Systems I: Computer Organization and Architecture Lecture 9  Register Transfer and Microoperations Microoperations Digital systems are modular in nature, with modules containing registers, decoders, arithmetic
More informationSo far we have investigated combinational logic for which the output of the logic devices/circuits depends only on the present state of the inputs.
equential Logic o far we have investigated combinational logic for which the output of the logic devices/circuits depends only on the present state of the inputs. In sequential logic the output of the
More informationForce on Moving Charges in a Magnetic Field
[ Assignment View ] [ Eðlisfræði 2, vor 2007 27. Magnetic Field and Magnetic Forces Assignment is due at 2:00am on Wednesday, February 28, 2007 Credit for problems submitted late will decrease to 0% after
More informationProgramming A PLC. Standard Instructions
Programming A PLC STEP 7Micro/WIN32 is the program software used with the S72 PLC to create the PLC operating program. STEP 7 consists of a number of instructions that must be arranged in a logical order
More information2011, The McGrawHill Companies, Inc. Chapter 5
Chapter 5 5.1 Processor Memory Organization The memory structure for a PLC processor consists of several areas, some of these having specific roles. With rackbased memory structures addresses are derived
More informationProf. Krishna Vasudevan, Prof. G. Sridhara Rao, Prof. P. Sasidhara Rao. x x. x x. Figure 10: Cross sectional view
4 Armature Windings Main field Commutator & Brush Compole field haft v Compensating winding Armature winding Yoke Figure 10: Cross sectional view Fig. 10 gives the cross sectional view of a modern d.c.

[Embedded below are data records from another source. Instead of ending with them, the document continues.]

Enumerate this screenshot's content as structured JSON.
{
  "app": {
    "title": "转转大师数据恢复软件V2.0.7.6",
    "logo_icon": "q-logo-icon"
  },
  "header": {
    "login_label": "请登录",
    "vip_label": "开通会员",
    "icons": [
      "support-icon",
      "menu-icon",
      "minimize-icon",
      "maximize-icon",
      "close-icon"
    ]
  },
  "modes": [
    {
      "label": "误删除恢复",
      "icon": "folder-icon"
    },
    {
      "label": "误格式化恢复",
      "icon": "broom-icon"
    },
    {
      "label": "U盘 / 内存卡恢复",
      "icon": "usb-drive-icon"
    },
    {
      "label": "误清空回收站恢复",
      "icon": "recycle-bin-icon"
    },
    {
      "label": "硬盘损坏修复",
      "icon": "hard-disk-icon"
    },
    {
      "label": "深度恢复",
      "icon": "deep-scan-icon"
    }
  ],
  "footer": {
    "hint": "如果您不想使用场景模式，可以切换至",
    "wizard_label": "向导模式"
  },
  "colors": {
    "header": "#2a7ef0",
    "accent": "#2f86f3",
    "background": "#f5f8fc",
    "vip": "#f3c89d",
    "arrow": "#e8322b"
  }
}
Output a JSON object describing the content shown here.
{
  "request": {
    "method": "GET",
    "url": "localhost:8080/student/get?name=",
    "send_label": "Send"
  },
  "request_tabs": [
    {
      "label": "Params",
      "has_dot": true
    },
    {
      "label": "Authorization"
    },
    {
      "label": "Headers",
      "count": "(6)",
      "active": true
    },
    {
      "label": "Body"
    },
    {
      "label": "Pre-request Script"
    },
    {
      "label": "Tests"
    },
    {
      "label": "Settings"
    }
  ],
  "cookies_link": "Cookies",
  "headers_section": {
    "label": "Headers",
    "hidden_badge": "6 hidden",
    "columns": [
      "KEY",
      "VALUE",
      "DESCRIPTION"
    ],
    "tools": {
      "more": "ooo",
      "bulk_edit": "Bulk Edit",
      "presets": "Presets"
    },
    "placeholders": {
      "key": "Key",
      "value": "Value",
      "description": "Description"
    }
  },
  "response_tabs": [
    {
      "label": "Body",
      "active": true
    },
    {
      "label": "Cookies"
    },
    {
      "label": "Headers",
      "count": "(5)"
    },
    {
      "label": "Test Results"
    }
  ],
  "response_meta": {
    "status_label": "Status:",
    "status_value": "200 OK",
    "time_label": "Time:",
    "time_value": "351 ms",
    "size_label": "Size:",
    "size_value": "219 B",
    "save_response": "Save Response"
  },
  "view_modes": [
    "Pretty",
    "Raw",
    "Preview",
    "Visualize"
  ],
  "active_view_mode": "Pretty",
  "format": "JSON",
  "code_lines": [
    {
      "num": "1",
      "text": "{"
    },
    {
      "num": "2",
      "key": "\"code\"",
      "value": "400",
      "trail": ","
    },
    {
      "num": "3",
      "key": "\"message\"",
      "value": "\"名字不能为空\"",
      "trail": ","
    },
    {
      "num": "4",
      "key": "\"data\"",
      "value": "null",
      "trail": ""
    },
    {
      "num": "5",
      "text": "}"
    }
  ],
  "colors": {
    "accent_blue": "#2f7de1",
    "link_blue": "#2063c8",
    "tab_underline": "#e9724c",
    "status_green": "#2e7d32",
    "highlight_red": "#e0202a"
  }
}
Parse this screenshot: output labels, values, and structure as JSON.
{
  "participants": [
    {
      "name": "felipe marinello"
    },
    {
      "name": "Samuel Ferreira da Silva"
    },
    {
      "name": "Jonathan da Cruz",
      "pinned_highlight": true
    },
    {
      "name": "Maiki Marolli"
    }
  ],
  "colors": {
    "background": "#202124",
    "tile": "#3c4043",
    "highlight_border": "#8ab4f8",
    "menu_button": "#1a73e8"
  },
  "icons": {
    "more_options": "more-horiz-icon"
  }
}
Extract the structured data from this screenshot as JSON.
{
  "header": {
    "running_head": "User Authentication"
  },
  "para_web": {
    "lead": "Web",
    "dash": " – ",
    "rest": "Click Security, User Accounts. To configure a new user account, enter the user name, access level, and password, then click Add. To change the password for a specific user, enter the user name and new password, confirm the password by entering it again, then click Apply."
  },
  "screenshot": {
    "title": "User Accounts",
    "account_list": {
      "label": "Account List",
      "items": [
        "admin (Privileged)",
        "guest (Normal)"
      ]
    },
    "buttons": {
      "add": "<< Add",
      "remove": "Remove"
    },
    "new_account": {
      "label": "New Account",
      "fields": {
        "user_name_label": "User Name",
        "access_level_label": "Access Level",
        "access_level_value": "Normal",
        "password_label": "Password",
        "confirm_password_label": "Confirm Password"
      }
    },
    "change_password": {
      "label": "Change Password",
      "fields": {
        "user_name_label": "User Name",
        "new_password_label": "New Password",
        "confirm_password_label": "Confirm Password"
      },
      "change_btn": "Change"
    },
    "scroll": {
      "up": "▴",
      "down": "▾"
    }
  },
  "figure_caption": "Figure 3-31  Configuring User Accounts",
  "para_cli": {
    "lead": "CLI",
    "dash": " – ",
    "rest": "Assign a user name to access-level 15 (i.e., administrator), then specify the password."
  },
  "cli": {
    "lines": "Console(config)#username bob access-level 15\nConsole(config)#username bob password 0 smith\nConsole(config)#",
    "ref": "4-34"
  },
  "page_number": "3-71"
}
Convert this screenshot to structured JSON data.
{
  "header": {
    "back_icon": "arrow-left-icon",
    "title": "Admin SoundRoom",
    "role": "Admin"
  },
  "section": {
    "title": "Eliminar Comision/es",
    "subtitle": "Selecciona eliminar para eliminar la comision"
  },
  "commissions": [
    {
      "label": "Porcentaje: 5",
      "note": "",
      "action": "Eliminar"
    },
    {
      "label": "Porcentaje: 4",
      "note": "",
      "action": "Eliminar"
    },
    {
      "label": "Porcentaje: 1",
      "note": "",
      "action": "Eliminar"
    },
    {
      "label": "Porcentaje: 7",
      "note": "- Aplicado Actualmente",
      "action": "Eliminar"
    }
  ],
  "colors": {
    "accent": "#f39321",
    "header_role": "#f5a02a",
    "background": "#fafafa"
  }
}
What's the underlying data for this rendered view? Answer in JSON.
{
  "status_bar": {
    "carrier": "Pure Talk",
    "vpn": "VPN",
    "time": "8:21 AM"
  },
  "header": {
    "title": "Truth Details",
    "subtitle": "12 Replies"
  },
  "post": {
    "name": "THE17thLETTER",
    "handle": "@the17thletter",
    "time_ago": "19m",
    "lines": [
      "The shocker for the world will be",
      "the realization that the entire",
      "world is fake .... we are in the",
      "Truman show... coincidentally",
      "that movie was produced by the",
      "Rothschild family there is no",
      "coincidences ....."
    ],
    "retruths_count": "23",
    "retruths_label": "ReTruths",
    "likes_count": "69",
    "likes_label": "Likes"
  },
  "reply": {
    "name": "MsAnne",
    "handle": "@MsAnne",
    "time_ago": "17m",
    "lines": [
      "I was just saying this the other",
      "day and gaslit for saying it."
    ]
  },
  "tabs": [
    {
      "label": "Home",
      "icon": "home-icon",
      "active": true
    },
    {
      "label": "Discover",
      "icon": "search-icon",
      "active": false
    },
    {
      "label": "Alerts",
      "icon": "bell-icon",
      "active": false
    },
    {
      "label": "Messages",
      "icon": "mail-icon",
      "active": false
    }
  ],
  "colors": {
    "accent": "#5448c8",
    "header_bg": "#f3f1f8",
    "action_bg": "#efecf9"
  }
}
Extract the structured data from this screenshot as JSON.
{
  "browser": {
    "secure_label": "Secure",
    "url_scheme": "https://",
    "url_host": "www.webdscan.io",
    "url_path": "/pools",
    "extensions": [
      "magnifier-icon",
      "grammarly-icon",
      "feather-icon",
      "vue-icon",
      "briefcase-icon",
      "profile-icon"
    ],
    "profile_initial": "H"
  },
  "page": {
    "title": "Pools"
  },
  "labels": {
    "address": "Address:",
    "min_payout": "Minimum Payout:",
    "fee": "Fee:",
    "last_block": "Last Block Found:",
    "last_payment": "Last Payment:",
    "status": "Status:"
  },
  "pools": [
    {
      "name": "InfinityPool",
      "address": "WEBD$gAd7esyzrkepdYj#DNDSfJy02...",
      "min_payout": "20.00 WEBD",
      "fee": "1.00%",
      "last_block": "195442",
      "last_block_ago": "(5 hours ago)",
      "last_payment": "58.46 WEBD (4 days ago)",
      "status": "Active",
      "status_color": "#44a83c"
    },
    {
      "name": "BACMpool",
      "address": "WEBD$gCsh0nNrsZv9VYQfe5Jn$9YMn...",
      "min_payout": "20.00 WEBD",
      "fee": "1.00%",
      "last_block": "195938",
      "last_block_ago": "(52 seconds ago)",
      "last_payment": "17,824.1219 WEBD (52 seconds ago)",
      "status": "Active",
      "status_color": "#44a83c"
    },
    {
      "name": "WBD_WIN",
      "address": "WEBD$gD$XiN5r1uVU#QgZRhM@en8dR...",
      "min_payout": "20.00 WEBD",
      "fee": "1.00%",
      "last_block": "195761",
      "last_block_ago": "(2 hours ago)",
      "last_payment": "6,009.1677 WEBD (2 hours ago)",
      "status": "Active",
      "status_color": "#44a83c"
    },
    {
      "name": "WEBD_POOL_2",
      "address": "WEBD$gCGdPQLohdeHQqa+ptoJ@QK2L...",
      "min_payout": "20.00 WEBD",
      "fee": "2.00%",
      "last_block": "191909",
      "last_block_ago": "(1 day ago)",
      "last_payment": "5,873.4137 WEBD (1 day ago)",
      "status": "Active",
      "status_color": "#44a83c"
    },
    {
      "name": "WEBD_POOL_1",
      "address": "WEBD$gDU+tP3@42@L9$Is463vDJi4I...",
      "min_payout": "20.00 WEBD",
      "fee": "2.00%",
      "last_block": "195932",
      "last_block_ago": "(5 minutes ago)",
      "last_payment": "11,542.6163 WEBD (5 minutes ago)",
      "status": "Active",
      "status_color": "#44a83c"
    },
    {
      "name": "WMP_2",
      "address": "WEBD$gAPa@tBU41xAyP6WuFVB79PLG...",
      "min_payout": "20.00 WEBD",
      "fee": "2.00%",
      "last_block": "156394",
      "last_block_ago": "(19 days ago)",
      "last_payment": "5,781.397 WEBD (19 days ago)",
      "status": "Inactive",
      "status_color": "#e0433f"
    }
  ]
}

More informationTechnical Manual. FAN COIL CONTROLLER COOLING or HEATING ANALOG or PWM Art. 119914 631001A
COOLING or HEATING ANALOG or PWM Art. 119914 631001A TOTAL AUTOMATION GENERAL TRADING CO. LLC SUITE NO.506, LE SOLARIUM OFFICE TOWER, SILICON OASIS, DUBAI. UAE. Tel. +971 4 392 6860, Fax. +971 4 392 6850
More informationIntroduction to LogixPro  Lab
Programmable Logic and Automation Controllers Industrial Control Systems I Introduction to LogixPro  Lab Purpose This is a selfpaced lab that will introduce the student to the LogixPro PLC Simulator
More information3BASIC RELAY INSTRUCTIONS
M O D U L E T H R E E 3BASIC RELAY INSTRUCTIONS Key Points So far, you have learned about the components of the MicroLogix 1000 PLC, including the CPU, the memory system, the power supply, and the input/output
More informationBasic Logic Gates. Logic Gates. andgate: accepts two binary inputs x and y, emits x & y. orgate: accepts two binary inputs x and y, emits x y
Basic andgate: accepts two binary inputs x and y, emits x & y x y Output orgate: accepts two binary inputs x and y, emits x y x y Output notgate: accepts one binary input x, emits!y x Output Computer Science
More informationMagnetic Fields and Their Effects
Name Date Time to Complete h m Partner Course/ Section / Grade Magnetic Fields and Their Effects This experiment is intended to give you some handson experience with the effects of, and in some cases
More informationBuild A Simple Electric Motor (example #1)
PHY115 Experiment 11 Build A Simple Electric Motor (example #1) MATERIAL This is the necessary equipment. Present any list of material in your written lab report. 1.5 V battery in series 1 ceramic magnet
More information2. A conductor of length 2m moves at 4m/s at 30 to a uniform magnetic field of 0.1T. Which one of the following gives the e.m.f. generated?
Extra Questions  2 1. A straight length of wire moves through a uniform magnetic field. The e.m.f. produced across the ends of the wire will be maximum if it moves: a) along the lines of magnetic flux
More informationExperiment NO.3 Series and parallel connection
Experiment NO.3 Series and parallel connection Object To study the properties of series and parallel connection. Apparatus 1. DC circuit training system 2. Set of wires. 3. DC Power supply 4. Digital A.V.O.
More informationCS 61C: Great Ideas in Computer Architecture Finite State Machines. Machine Interpreta4on
CS 61C: Great Ideas in Computer Architecture Finite State Machines Instructors: Krste Asanovic & Vladimir Stojanovic hbp://inst.eecs.berkeley.edu/~cs61c/sp15 1 Levels of RepresentaKon/ InterpretaKon High
More information